MRI package, and Dr. Shamsnia on behalf of NAZ agreed to
follow Philips’ experts’ instructions and
recommendations regarding installation and services.
the MRI package could be installed, the facility and room
where it would be housed needed to be constructed and modeled
according to Philips’ experts’ specifications.
NAZ had expended significant costs to construct and model the
second floor of its facility at 2909 Kingman Street based on
Philips’ experts’ representations. But, after
Philips’ engineers visited the facility, they notified
Dr. Shamsnia that, due to vehicular movement below in the
medical facility’s parking lot, the MRI package needed
to be located on the third floor. NAZ then incurred
additional costs to reconstruct the third floor of the
facility to house the MRI package. NAZ relied upon
Philips’ engineers and installation specialists, who
installed the MRI package and its components on the
facility’s third floor.
Shamsnia and his construction teams and Philips’
engineers participated in weekly meetings, discussing in
detail the issue of vibration and sound isolation. NAZ
articulated its concerns regarding vibration and the support
system for the MRI unit. Philips’ experts showed
photographs and told NAZ that the redesigned, special pads
for 3T MRI units solved those concerns: the experts reassured
NAZ that the weight of the unit and the special modified pads
were adequate and safe to operate the MRI package and prevent
its movement during operation. Philips never mentioned the
existence of anti-seismic brackets.
December 22, 2014, the Philips’ team released the MRI
package to NAZ and represented that it was safe for patient
use. At that time, Philips began to request monthly payments
on the MRI package. Dr. Shamsnia, on behalf of NAZ, began
making payments to Philips’ financing arm, PMC. NAZ
hired a board certified MRI technician, who was sent to
Philips’ headquarters in Cleveland, Ohio to receive
training on the 3T Philips MRI before January 5, 2015.
use on patients and volunteers began on January 5, 2015 and
continued for only four days. When the technician returned on
January 12, 2015, the technician noted improper signals
during calibration as well as gaps and separation of the
covers on the MRI unit. Immediately, she notified Philips

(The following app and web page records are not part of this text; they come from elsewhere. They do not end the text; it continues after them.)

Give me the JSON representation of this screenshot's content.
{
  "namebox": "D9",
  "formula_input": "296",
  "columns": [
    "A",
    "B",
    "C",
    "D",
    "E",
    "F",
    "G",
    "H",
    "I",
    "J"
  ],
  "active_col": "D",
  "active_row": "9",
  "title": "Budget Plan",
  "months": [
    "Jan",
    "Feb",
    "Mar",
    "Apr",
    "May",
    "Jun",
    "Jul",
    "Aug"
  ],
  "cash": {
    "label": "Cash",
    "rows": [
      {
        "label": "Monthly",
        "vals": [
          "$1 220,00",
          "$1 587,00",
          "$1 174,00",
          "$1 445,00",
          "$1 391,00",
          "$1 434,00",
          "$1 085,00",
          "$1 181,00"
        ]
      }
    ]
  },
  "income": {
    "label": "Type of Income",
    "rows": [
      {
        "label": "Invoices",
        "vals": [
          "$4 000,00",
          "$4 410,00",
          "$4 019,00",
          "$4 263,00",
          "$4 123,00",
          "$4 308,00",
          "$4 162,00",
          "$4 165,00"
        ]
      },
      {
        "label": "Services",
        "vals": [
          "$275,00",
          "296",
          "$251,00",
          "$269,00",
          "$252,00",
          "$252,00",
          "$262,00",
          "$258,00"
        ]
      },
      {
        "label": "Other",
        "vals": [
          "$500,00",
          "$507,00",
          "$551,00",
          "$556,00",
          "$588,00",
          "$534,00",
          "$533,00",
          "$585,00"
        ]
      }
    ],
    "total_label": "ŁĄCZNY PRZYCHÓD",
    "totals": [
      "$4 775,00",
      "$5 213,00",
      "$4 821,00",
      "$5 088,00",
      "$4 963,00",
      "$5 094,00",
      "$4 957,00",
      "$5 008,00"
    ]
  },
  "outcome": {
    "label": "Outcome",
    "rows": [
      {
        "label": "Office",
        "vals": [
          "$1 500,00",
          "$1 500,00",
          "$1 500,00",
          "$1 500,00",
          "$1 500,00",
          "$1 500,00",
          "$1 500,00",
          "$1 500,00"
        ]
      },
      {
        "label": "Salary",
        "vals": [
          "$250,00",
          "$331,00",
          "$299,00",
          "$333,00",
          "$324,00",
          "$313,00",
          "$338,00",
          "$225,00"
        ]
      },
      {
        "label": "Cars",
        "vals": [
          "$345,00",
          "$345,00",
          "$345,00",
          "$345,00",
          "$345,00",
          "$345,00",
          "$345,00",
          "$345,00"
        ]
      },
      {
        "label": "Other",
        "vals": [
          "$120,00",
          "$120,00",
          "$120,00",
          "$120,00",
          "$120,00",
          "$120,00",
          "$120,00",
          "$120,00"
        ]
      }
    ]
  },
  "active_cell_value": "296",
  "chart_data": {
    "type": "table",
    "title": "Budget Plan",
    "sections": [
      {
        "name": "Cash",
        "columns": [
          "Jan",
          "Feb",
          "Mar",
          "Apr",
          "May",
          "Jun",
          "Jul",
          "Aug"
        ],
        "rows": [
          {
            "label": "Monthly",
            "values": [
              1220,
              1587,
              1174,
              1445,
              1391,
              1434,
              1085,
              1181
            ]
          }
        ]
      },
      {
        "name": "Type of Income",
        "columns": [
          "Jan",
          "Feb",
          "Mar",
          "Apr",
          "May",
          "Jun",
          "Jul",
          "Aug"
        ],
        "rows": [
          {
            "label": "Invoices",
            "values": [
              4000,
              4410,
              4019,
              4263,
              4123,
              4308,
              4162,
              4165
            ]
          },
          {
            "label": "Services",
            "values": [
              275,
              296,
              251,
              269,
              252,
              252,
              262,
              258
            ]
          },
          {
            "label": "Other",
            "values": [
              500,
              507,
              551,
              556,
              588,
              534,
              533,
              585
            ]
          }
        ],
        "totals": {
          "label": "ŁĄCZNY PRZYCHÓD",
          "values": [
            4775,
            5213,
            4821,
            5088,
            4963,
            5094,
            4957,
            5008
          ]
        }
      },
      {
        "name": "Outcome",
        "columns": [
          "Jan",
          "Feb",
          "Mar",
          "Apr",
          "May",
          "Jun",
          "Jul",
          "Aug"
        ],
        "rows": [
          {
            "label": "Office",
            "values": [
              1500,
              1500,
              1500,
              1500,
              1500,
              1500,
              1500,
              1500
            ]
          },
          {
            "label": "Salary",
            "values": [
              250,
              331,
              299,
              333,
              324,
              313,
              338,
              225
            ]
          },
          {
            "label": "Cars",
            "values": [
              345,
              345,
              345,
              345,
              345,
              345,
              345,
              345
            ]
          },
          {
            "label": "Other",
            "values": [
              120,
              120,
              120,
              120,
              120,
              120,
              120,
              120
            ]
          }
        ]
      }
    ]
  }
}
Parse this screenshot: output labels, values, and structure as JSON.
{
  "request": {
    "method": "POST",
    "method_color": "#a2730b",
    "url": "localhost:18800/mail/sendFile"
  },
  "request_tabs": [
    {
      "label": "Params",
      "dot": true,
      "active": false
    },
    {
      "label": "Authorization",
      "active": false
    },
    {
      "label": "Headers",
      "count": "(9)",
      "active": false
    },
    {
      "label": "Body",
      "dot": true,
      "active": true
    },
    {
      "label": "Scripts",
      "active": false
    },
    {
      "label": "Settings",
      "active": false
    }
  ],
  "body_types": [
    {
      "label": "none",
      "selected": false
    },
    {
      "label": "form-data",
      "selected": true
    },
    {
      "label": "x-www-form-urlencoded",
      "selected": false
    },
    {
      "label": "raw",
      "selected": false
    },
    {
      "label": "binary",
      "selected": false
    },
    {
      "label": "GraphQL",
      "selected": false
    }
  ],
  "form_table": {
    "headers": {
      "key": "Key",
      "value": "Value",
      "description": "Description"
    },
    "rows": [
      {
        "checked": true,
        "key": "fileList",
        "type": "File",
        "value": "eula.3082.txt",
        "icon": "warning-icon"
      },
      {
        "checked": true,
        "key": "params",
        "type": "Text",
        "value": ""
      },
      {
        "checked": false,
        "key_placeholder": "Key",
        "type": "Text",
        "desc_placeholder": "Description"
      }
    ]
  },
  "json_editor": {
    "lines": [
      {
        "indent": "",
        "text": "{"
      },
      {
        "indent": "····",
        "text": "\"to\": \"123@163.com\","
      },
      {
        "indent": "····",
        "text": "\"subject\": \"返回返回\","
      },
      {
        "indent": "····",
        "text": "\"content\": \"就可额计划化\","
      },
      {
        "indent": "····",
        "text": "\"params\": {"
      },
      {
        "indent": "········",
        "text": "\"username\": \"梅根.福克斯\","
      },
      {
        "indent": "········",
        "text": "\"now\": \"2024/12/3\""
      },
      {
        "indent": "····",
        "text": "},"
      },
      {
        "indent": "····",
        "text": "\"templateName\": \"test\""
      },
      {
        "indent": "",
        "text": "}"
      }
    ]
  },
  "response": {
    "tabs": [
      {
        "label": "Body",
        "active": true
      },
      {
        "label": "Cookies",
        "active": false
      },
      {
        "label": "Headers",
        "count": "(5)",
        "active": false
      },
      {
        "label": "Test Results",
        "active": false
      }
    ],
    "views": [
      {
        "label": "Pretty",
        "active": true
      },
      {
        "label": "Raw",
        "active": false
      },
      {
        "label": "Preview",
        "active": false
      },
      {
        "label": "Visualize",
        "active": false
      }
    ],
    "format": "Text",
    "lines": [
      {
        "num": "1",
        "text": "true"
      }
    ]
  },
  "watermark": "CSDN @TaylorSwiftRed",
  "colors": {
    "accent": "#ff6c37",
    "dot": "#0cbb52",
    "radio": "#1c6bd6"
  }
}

engineers. That afternoon, a Philips engineer made a site
visit and noticed these changes. When the engineer opened the
bottom cover of the MRI unit, it revealed a significant,
clear shift and sliding of the vibration pads from their
originally installed location. The MRI unit was inoperable
and service was required to render it safe for operation.
agreed to service the MRI unit, which was tendered to
Philips’ engineering team for modifications and repairs
to allow Philips the opportunity to correct the faulty
condition. On January 13, 2015, Philips’ senior
engineers arrived at the facility and discovered that the MRI
had moved inches from where Philips’ engineers had
originally installed it. The engineers inquired about the
possibility of an earthquake as the explanation for the
movement. After inspecting the unit, the engineers evacuated
the facility based on their concern that the unit might
explode. They then “quenched” the MRI, which
involved de-energizing the MRI and discharging it of all of
the helium gas in the MRI system; the helium was released
through a vent pipe on the roof. The MRI was completely
days later, NAZ employee discovered water from heavy rainfall
the night before had entered through the roof and flooded the
floors, walls, and ceiling of the MRI room, as well as the
floors of the surrounding rooms. It was later determined that
Philips’ engineers had caused an opening in the roof